* **Prompt**:
From the data, return each line holding the word "value".

* **Data**:
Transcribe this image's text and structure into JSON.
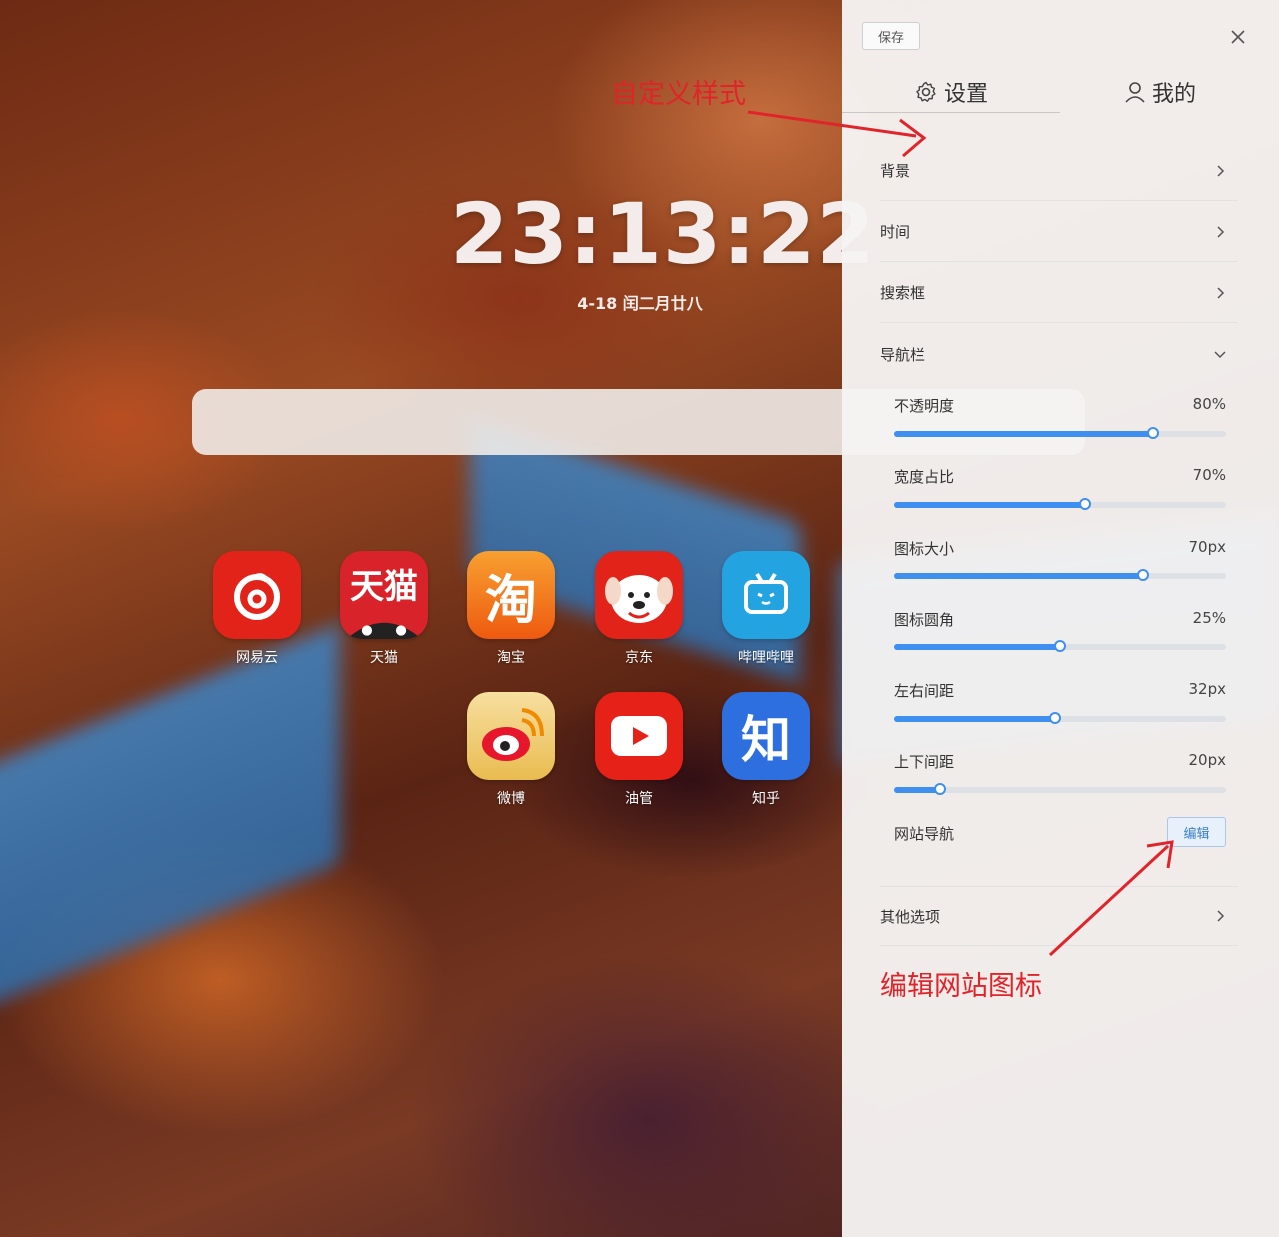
{
  "clock": {
    "time": "23:13:22",
    "date": "4-18 闰二月廿八"
  },
  "nav_sites": [
    {
      "label": "网易云",
      "icon": "netease-music-icon",
      "color": "#e2231a"
    },
    {
      "label": "天猫",
      "icon": "tmall-icon",
      "color": "#d8232a",
      "text": "天猫"
    },
    {
      "label": "淘宝",
      "icon": "taobao-icon",
      "color": "#f06a10",
      "text": "淘"
    },
    {
      "label": "京东",
      "icon": "jd-icon",
      "color": "#e2231a"
    },
    {
      "label": "哔哩哔哩",
      "icon": "bilibili-icon",
      "color": "#23a3e0"
    },
    {
      "label": "微博",
      "icon": "weibo-icon",
      "color": "#f0c860"
    },
    {
      "label": "油管",
      "icon": "youtube-icon",
      "color": "#e62117"
    },
    {
      "label": "知乎",
      "icon": "zhihu-icon",
      "color": "#2e6fe0",
      "text": "知"
    }
  ],
  "panel": {
    "save_label": "保存",
    "tabs": [
      {
        "label": "设置",
        "icon": "gear-icon"
      },
      {
        "label": "我的",
        "icon": "user-icon"
      }
    ],
    "sections": [
      "背景",
      "时间",
      "搜索框",
      "导航栏",
      "其他选项"
    ],
    "nav_settings": [
      {
        "label": "不透明度",
        "value": "80%",
        "fraction": 0.78
      },
      {
        "label": "宽度占比",
        "value": "70%",
        "fraction": 0.575
      },
      {
        "label": "图标大小",
        "value": "70px",
        "fraction": 0.75
      },
      {
        "label": "图标圆角",
        "value": "25%",
        "fraction": 0.5
      },
      {
        "label": "左右间距",
        "value": "32px",
        "fraction": 0.485
      },
      {
        "label": "上下间距",
        "value": "20px",
        "fraction": 0.14
      }
    ],
    "site_nav_label": "网站导航",
    "edit_label": "编辑"
  },
  "annotations": {
    "custom_style": "自定义样式",
    "edit_icons": "编辑网站图标",
    "color": "#e0242a"
  }
}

* **Answer to the exercise**:
        "value": "80%",
        "value": "70%",
        "value": "70px",
        "value": "25%",
        "value": "32px",
        "value": "20px",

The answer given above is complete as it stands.